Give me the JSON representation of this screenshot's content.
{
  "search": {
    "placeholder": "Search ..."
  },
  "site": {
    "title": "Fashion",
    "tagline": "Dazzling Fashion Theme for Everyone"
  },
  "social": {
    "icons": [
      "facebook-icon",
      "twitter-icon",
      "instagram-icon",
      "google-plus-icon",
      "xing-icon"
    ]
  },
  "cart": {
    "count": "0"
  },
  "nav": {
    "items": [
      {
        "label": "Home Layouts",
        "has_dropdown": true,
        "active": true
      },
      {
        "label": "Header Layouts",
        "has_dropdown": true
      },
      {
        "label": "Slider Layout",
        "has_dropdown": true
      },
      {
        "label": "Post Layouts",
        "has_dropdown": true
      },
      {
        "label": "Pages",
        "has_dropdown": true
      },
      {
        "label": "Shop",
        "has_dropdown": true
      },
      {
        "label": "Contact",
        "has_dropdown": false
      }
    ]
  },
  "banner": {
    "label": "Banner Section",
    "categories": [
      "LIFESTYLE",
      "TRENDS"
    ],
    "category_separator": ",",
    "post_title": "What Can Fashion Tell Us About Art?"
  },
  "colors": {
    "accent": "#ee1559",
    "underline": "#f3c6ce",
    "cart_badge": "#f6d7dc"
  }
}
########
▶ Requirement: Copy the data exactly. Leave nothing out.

▶ Exercise output:
Give me the JSON representation of this screenshot's content.
{
  "search": {
    "placeholder": "Search ..."
  },
  "site": {
    "title": "Fashion",
    "tagline": "Dazzling Fashion Theme for Everyone"
  },
  "social": {
    "icons": [
      "facebook-icon",
      "twitter-icon",
      "instagram-icon",
      "google-plus-icon",
      "xing-icon"
    ]
  },
  "cart": {
    "count": "0"
  },
  "nav": {
    "items": [
      {
        "label": "Home Layouts",
        "has_dropdown": true,
        "active": true
      },
      {
        "label": "Header Layouts",
        "has_dropdown": true
      },
      {
        "label": "Slider Layout",
        "has_dropdown": true
      },
      {
        "label": "Post Layouts",
        "has_dropdown": true
      },
      {
        "label": "Pages",
        "has_dropdown": true
      },
      {
        "label": "Shop",
        "has_dropdown": true
      },
      {
        "label": "Contact",
        "has_dropdown": false
      }
    ]
  },
  "banner": {
    "label": "Banner Section",
    "categories": [
      "LIFESTYLE",
      "TRENDS"
    ],
    "category_separator": ",",
    "post_title": "What Can Fashion Tell Us About Art?"
  },
  "colors": {
    "accent": "#ee1559",
    "underline": "#f3c6ce",
    "cart_badge": "#f6d7dc"
  }
}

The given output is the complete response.